[Given records]
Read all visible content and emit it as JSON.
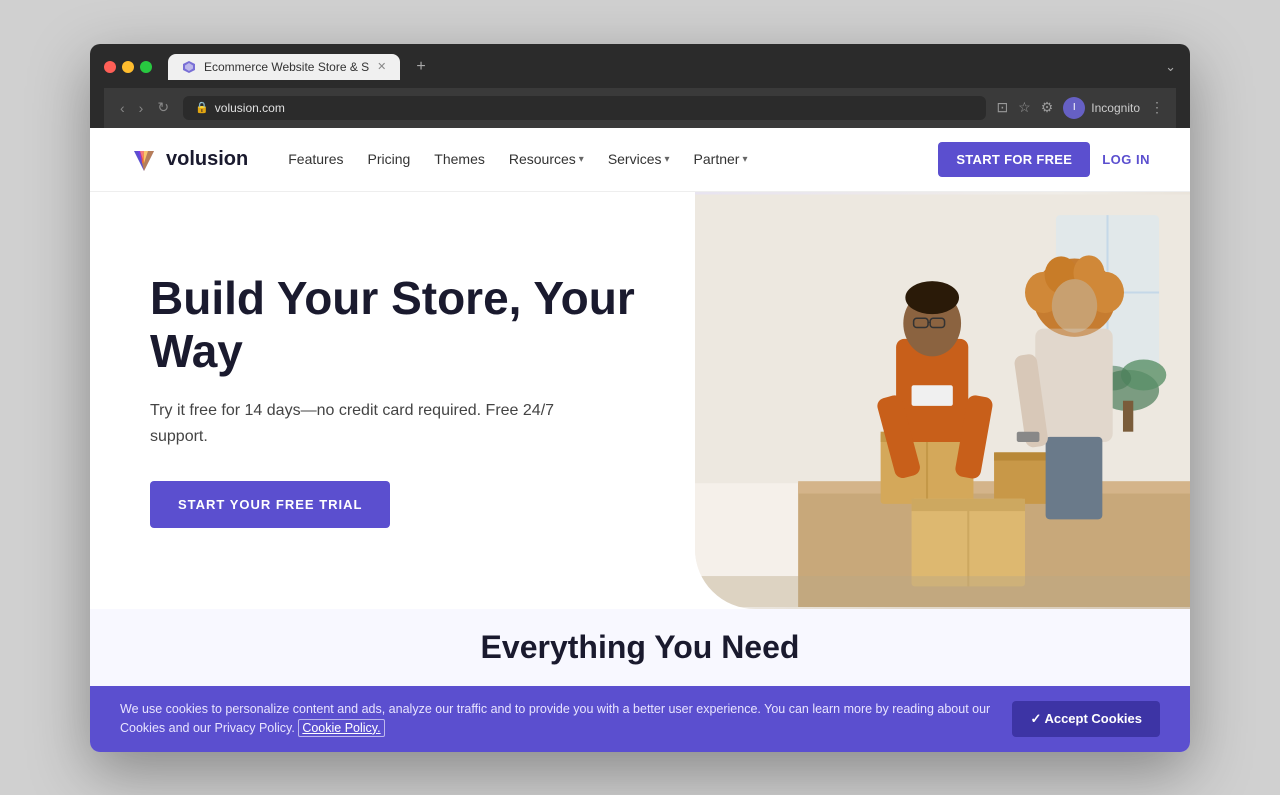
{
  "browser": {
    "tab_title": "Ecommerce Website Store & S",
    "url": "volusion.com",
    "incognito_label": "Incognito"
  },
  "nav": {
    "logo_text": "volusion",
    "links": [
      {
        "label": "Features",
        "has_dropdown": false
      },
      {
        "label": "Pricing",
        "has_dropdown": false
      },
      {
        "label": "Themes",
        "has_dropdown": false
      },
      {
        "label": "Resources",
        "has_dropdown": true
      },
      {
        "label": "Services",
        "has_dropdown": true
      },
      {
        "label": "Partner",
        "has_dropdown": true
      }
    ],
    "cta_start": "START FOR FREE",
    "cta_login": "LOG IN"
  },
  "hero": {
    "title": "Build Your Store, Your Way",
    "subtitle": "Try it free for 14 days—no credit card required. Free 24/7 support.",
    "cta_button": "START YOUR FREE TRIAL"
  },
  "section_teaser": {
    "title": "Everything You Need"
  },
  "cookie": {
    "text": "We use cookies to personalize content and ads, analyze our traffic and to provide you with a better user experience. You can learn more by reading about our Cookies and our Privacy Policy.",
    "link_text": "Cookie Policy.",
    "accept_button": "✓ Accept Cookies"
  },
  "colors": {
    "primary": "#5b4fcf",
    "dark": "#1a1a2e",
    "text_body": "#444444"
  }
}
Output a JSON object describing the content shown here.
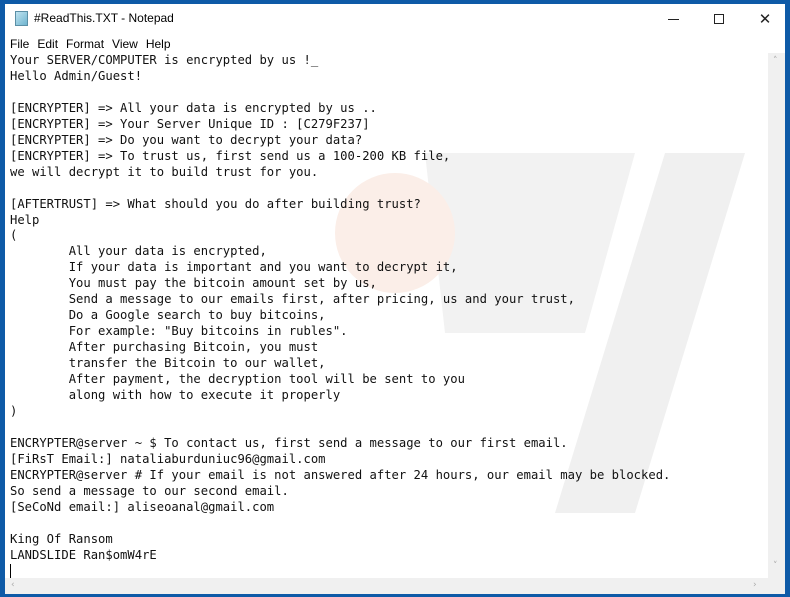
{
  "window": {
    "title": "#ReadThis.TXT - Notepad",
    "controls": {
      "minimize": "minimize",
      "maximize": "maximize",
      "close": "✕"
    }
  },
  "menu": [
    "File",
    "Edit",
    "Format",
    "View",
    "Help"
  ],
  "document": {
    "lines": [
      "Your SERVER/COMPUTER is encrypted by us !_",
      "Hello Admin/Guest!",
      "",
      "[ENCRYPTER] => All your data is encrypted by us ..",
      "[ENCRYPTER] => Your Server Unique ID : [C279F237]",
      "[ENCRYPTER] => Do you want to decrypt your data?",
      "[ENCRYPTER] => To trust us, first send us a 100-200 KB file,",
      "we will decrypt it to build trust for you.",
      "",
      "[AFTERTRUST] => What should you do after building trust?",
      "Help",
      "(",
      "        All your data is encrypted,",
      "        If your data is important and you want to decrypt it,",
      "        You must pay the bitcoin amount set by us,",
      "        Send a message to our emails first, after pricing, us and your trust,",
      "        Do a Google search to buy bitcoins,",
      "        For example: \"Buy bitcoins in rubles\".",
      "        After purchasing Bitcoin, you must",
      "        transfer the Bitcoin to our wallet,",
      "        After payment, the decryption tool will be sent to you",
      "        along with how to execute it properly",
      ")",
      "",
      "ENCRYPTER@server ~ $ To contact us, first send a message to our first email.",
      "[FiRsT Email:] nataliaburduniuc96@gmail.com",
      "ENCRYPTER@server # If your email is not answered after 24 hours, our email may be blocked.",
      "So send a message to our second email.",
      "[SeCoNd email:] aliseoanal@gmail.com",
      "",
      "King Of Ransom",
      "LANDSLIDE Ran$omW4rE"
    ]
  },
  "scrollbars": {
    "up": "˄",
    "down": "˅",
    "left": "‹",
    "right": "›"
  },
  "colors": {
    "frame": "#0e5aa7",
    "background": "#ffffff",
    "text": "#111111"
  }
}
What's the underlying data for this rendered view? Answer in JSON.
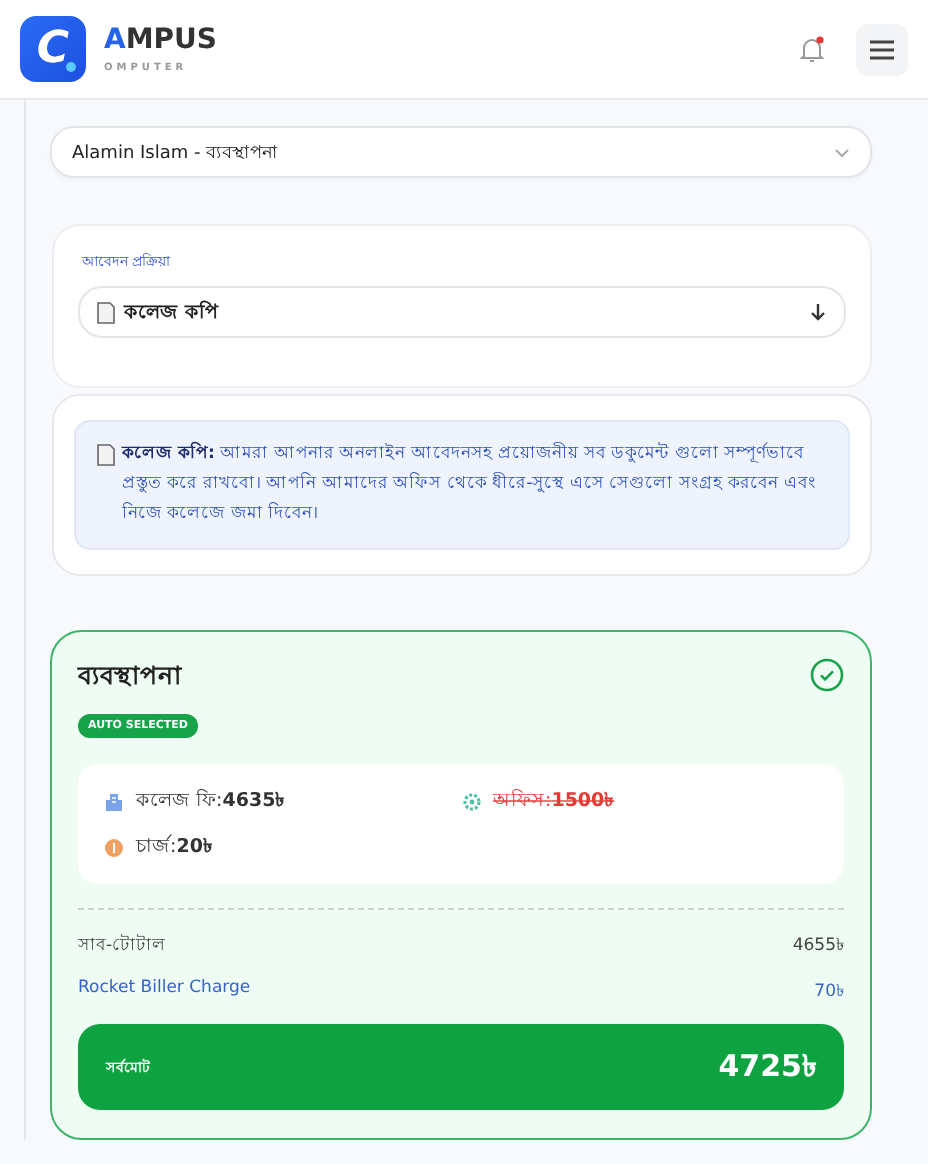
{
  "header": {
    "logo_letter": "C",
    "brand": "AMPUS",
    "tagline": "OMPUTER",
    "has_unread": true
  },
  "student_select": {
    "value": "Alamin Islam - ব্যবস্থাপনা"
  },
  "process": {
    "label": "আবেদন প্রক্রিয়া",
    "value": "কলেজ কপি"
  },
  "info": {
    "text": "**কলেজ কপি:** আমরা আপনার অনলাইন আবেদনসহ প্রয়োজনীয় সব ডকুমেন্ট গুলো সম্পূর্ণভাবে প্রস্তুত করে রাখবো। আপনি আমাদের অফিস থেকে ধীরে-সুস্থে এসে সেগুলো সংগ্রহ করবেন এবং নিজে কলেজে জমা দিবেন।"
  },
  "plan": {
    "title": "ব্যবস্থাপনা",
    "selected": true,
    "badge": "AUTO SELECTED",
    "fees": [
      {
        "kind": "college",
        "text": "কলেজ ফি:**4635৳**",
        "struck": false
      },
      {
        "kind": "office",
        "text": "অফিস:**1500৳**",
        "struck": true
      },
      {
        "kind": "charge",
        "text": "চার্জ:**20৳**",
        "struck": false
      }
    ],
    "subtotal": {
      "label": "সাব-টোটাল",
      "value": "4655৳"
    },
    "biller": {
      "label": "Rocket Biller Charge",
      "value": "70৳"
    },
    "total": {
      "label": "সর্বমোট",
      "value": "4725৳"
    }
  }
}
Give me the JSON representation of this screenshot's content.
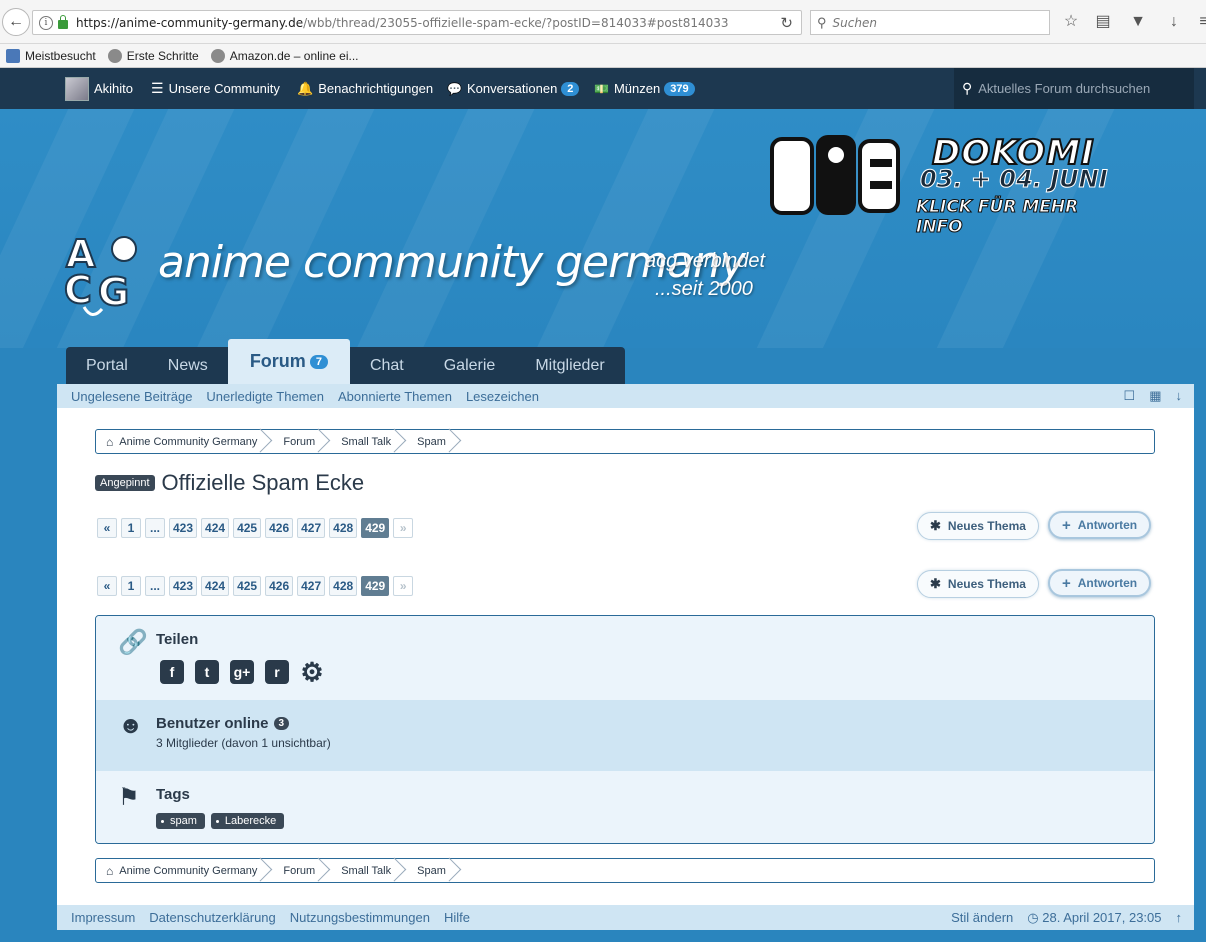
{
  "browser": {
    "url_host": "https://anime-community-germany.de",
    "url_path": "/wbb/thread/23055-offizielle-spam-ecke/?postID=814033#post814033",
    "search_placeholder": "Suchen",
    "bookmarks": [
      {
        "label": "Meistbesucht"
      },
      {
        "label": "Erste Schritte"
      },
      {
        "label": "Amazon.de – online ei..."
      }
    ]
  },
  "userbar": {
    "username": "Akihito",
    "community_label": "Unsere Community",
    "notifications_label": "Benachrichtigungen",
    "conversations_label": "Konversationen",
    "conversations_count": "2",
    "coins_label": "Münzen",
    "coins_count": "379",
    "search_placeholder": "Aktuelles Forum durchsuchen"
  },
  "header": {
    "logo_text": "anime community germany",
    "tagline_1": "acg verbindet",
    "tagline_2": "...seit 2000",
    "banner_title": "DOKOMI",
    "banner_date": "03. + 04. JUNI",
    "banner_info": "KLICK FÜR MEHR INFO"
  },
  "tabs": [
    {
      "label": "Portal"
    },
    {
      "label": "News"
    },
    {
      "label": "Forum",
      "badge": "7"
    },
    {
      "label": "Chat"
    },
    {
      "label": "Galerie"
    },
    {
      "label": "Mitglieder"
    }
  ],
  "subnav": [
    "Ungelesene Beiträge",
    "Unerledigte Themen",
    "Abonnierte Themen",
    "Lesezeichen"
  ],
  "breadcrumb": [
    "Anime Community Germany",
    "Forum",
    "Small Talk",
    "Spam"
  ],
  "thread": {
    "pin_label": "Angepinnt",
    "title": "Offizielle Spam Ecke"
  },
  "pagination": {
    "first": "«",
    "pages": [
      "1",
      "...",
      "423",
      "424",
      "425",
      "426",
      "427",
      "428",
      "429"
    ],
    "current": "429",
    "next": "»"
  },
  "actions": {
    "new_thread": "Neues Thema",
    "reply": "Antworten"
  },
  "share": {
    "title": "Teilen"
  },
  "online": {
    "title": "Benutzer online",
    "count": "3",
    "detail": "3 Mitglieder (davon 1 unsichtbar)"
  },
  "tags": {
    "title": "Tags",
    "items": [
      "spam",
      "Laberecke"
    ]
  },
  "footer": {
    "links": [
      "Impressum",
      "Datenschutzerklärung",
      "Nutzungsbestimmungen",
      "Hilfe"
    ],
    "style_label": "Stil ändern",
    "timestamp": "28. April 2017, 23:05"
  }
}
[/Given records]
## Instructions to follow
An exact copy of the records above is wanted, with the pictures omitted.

## Solution below
Read all visible content and emit it as JSON.
{
  "browser": {
    "tab_title": "Ecommerce Website Store & S",
    "url": "volusion.com",
    "incognito_label": "Incognito"
  },
  "nav": {
    "logo_text": "volusion",
    "links": [
      {
        "label": "Features",
        "has_dropdown": false
      },
      {
        "label": "Pricing",
        "has_dropdown": false
      },
      {
        "label": "Themes",
        "has_dropdown": false
      },
      {
        "label": "Resources",
        "has_dropdown": true
      },
      {
        "label": "Services",
        "has_dropdown": true
      },
      {
        "label": "Partner",
        "has_dropdown": true
      }
    ],
    "cta_start": "START FOR FREE",
    "cta_login": "LOG IN"
  },
  "hero": {
    "title": "Build Your Store, Your Way",
    "subtitle": "Try it free for 14 days—no credit card required. Free 24/7 support.",
    "cta_button": "START YOUR FREE TRIAL"
  },
  "section_teaser": {
    "title": "Everything You Need"
  },
  "cookie": {
    "text": "We use cookies to personalize content and ads, analyze our traffic and to provide you with a better user experience. You can learn more by reading about our Cookies and our Privacy Policy.",
    "link_text": "Cookie Policy.",
    "accept_button": "✓ Accept Cookies"
  },
  "colors": {
    "primary": "#5b4fcf",
    "dark": "#1a1a2e",
    "text_body": "#444444"
  }
}
Output a JSON object describing the content shown here.
{
  "window": {
    "title": "#ReadThis.TXT - Notepad",
    "controls": {
      "minimize": "minimize",
      "maximize": "maximize",
      "close": "✕"
    }
  },
  "menu": [
    "File",
    "Edit",
    "Format",
    "View",
    "Help"
  ],
  "document": {
    "lines": [
      "Your SERVER/COMPUTER is encrypted by us !_",
      "Hello Admin/Guest!",
      "",
      "[ENCRYPTER] => All your data is encrypted by us ..",
      "[ENCRYPTER] => Your Server Unique ID : [C279F237]",
      "[ENCRYPTER] => Do you want to decrypt your data?",
      "[ENCRYPTER] => To trust us, first send us a 100-200 KB file,",
      "we will decrypt it to build trust for you.",
      "",
      "[AFTERTRUST] => What should you do after building trust?",
      "Help",
      "(",
      "        All your data is encrypted,",
      "        If your data is important and you want to decrypt it,",
      "        You must pay the bitcoin amount set by us,",
      "        Send a message to our emails first, after pricing, us and your trust,",
      "        Do a Google search to buy bitcoins,",
      "        For example: \"Buy bitcoins in rubles\".",
      "        After purchasing Bitcoin, you must",
      "        transfer the Bitcoin to our wallet,",
      "        After payment, the decryption tool will be sent to you",
      "        along with how to execute it properly",
      ")",
      "",
      "ENCRYPTER@server ~ $ To contact us, first send a message to our first email.",
      "[FiRsT Email:] nataliaburduniuc96@gmail.com",
      "ENCRYPTER@server # If your email is not answered after 24 hours, our email may be blocked.",
      "So send a message to our second email.",
      "[SeCoNd email:] aliseoanal@gmail.com",
      "",
      "King Of Ransom",
      "LANDSLIDE Ran$omW4rE"
    ]
  },
  "scrollbars": {
    "up": "˄",
    "down": "˅",
    "left": "‹",
    "right": "›"
  },
  "colors": {
    "frame": "#0e5aa7",
    "background": "#ffffff",
    "text": "#111111"
  }
}
What's the underlying data for this rendered view? Answer in JSON.
{
  "header": {
    "logo_letter": "C",
    "brand": "AMPUS",
    "tagline": "OMPUTER",
    "has_unread": true
  },
  "student_select": {
    "value": "Alamin Islam - ব্যবস্থাপনা"
  },
  "process": {
    "label": "আবেদন প্রক্রিয়া",
    "value": "কলেজ কপি"
  },
  "info": {
    "text": "**কলেজ কপি:** আমরা আপনার অনলাইন আবেদনসহ প্রয়োজনীয় সব ডকুমেন্ট গুলো সম্পূর্ণভাবে প্রস্তুত করে রাখবো। আপনি আমাদের অফিস থেকে ধীরে-সুস্থে এসে সেগুলো সংগ্রহ করবেন এবং নিজে কলেজে জমা দিবেন।"
  },
  "plan": {
    "title": "ব্যবস্থাপনা",
    "selected": true,
    "badge": "AUTO SELECTED",
    "fees": [
      {
        "kind": "college",
        "text": "কলেজ ফি:**4635৳**",
        "struck": false
      },
      {
        "kind": "office",
        "text": "অফিস:**1500৳**",
        "struck": true
      },
      {
        "kind": "charge",
        "text": "চার্জ:**20৳**",
        "struck": false
      }
    ],
    "subtotal": {
      "label": "সাব-টোটাল",
      "value": "4655৳"
    },
    "biller": {
      "label": "Rocket Biller Charge",
      "value": "70৳"
    },
    "total": {
      "label": "সর্বমোট",
      "value": "4725৳"
    }
  }
}
Give me the JSON representation of this screenshot's content.
{
  "browser": {
    "url_host": "https://anime-community-germany.de",
    "url_path": "/wbb/thread/23055-offizielle-spam-ecke/?postID=814033#post814033",
    "search_placeholder": "Suchen",
    "bookmarks": [
      {
        "label": "Meistbesucht"
      },
      {
        "label": "Erste Schritte"
      },
      {
        "label": "Amazon.de – online ei..."
      }
    ]
  },
  "userbar": {
    "username": "Akihito",
    "community_label": "Unsere Community",
    "notifications_label": "Benachrichtigungen",
    "conversations_label": "Konversationen",
    "conversations_count": "2",
    "coins_label": "Münzen",
    "coins_count": "379",
    "search_placeholder": "Aktuelles Forum durchsuchen"
  },
  "header": {
    "logo_text": "anime community germany",
    "tagline_1": "acg verbindet",
    "tagline_2": "...seit 2000",
    "banner_title": "DOKOMI",
    "banner_date": "03. + 04. JUNI",
    "banner_info": "KLICK FÜR MEHR INFO"
  },
  "tabs": [
    {
      "label": "Portal"
    },
    {
      "label": "News"
    },
    {
      "label": "Forum",
      "badge": "7"
    },
    {
      "label": "Chat"
    },
    {
      "label": "Galerie"
    },
    {
      "label": "Mitglieder"
    }
  ],
  "subnav": [
    "Ungelesene Beiträge",
    "Unerledigte Themen",
    "Abonnierte Themen",
    "Lesezeichen"
  ],
  "breadcrumb": [
    "Anime Community Germany",
    "Forum",
    "Small Talk",
    "Spam"
  ],
  "thread": {
    "pin_label": "Angepinnt",
    "title": "Offizielle Spam Ecke"
  },
  "pagination": {
    "first": "«",
    "pages": [
      "1",
      "...",
      "423",
      "424",
      "425",
      "426",
      "427",
      "428",
      "429"
    ],
    "current": "429",
    "next": "»"
  },
  "actions": {
    "new_thread": "Neues Thema",
    "reply": "Antworten"
  },
  "share": {
    "title": "Teilen"
  },
  "online": {
    "title": "Benutzer online",
    "count": "3",
    "detail": "3 Mitglieder (davon 1 unsichtbar)"
  },
  "tags": {
    "title": "Tags",
    "items": [
      "spam",
      "Laberecke"
    ]
  },
  "footer": {
    "links": [
      "Impressum",
      "Datenschutzerklärung",
      "Nutzungsbestimmungen",
      "Hilfe"
    ],
    "style_label": "Stil ändern",
    "timestamp": "28. April 2017, 23:05"
  }
}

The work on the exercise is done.